Updated: Oct 11, 2019
Acupuncture is a vital part of Chinese Medicine, a medical system that has been used for over 2000 years in Asia. The foundations of Chinese Medicine are built on the concepts of Qi 氣 (qi) and the Channel/Meridian system 經絡 (jīng luò).
What is Qi?
Pronounced like Cheese without the "se" this elusive word has been commonly translated as energy in the english language. How fitting as most people think that Cheese is the source of life. However according to ancient text the most accurate translation is in fact oxygen and nutrient. Fun fact the Chinese character, Qi consists of the air (oxygen) and rice (nutrients) radicals. Furthermore a more accurate description of the channel system in western medical terminology is in fact the vascular and nervous systems of the body. Qi circulates through the body via the channel systems which serve to provide blood, oxygen and nutrient supply to the internal organs, muscles, and surrounding tissues.
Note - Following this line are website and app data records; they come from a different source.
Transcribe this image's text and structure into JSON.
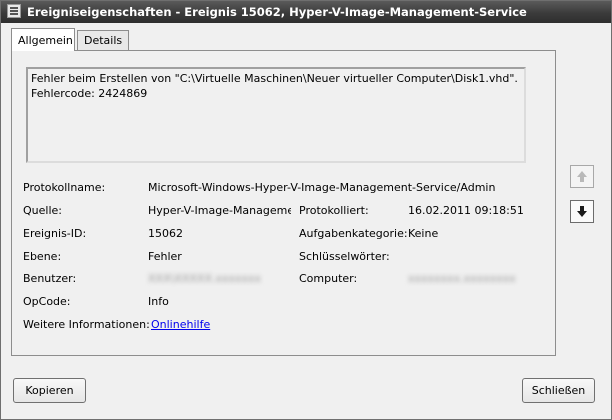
{
  "window": {
    "title": "Ereigniseigenschaften - Ereignis 15062, Hyper-V-Image-Management-Service"
  },
  "tabs": [
    {
      "label": "Allgemein",
      "active": true
    },
    {
      "label": "Details",
      "active": false
    }
  ],
  "general": {
    "description_line1": "Fehler beim Erstellen von \"C:\\Virtuelle Maschinen\\Neuer virtueller Computer\\Disk1.vhd\".",
    "description_line2": "Fehlercode: 2424869",
    "fields": {
      "protokollname_label": "Protokollname:",
      "protokollname_value": "Microsoft-Windows-Hyper-V-Image-Management-Service/Admin",
      "quelle_label": "Quelle:",
      "quelle_value": "Hyper-V-Image-Managemer",
      "protokolliert_label": "Protokolliert:",
      "protokolliert_value": "16.02.2011 09:18:51",
      "ereignis_id_label": "Ereignis-ID:",
      "ereignis_id_value": "15062",
      "aufgabenkategorie_label": "Aufgabenkategorie:",
      "aufgabenkategorie_value": "Keine",
      "ebene_label": "Ebene:",
      "ebene_value": "Fehler",
      "schluesselwoerter_label": "Schlüsselwörter:",
      "benutzer_label": "Benutzer:",
      "computer_label": "Computer:",
      "opcode_label": "OpCode:",
      "opcode_value": "Info",
      "weitere_label": "Weitere Informationen:",
      "weitere_link": "Onlinehilfe"
    }
  },
  "buttons": {
    "copy": "Kopieren",
    "close": "Schließen"
  },
  "icons": {
    "app": "event-viewer-icon",
    "up": "arrow-up-icon",
    "down": "arrow-down-icon"
  }
}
Healthy function means healthy blood flow which allows oxygen, nutrient and immune factors to circulate throughout the body. Obstruction or problems with blood flow to a particular area of the body will consequently lead to a decrease in oxygen and nutrient supply as well as a decreased capability of the body to heal itself. Ultimately this decline in vascular function will lead to dysfunction or disease.
How does acupuncture work?
Chinese Medicine aims to correct the flow and balance of qi within the body through the various modalities including acupuncture. This involves the tapping and insertion of very fine needles into various points along the channel system in the body. The needles then gently correct and restore proper flow of qi which enable the body's innate healing system.
The complex mechanisms of how acupuncture work are still being discovered through modern day research and continue to baffle clinicians. However studies and clinical studies have suggested following theories
Acupuncture's positive effects on pain is through it's action on pain signalling at the interaction and integration site of neurons and ion channels. It is also seen to activate the central descending inhibition pathways and recruit a variety of biochemical analgesics including opioids, 5-HT, and NMDA. ¹
Through ultrasound and MRI imaging acupuncture has been seen to affect blood flow peripherally and within the brain.² ³
Acupuncture has effects on the neuro endocrine system. ⁴ ⁵
What are the benefits of acupuncture?
There is an ongoing effort for scientists to understand the specific mechanisms.
However I have personally seen and continue to see the overwhelming positive effects of acupuncture in my patients. Individuals receiving treatment have experienced improvements in digestion, decrease in pain and inflammation, stress relief, rebalancing of hormones and the improvement of general well being.
In my clinic I have seen improvements with
- Neck pain
- Back pain
- Shoulder Pain
- Ankle and wrist pain
- Painful period
- Fertility issues
- Rheumatoid arthritis
- Osteo arthritis
If you identify with some of the conditions listed above or if you are curious to see whether acupuncture can improve your condition, book in a free health assessment and see how I can help you.
1. Chen, S., Wang, S., Rong, P., Wang, J., Qiao, L., Feng, X., … Zhang, J. (2014). Acupuncture for visceral pain: neural substrates and potential mechanisms. Evidence-based complementary and alternative medicine : eCAM, 2014, 609594. doi:10.1155/2014/609594
2. Parrish, T. B., Schaeffer, A., Catanese, M., & Rogel, M. J. (2005). Functional magnetic resonance imaging of real and sham acupuncture. Noninvasively measuring cortical activation from acupuncture. IEEE engineering in medicine and biology magazine : the quarterly magazine of the Engineering in Medicine & Biology Society, 24(2), 35–40.
3. Takayama, S., Watanabe, M., Kusuyama, H., Nagase, S., Seki, T., Nakazawa, T., & Yaegashi, N. (2012). Evaluation of the effects of acupuncture on blood flow in humans with ultrasound color Doppler imaging. Evidence-based complementary and alternative medicine : eCAM, 2012, 513638. doi:10.1155/2012/513638
4. Wang S.J. et al “Acupuncture Relieves the Excessive Excitation of Hypothalamic-Pituitary-Adrenal Cortex Axis Function and Correlates with the Regulatory Mechanism of GR, CRH, and ACTHR” Evidence-Based Complementary and Alternative Medicine
Volume 2014, Article ID 495379
5. Ding S.S. et al “Acupuncture modulates the neuro–endocrine–immune network” QJM: An International Journal of Medicine, Volume 107, Issue 5, 1 May 2014, Pages 341–345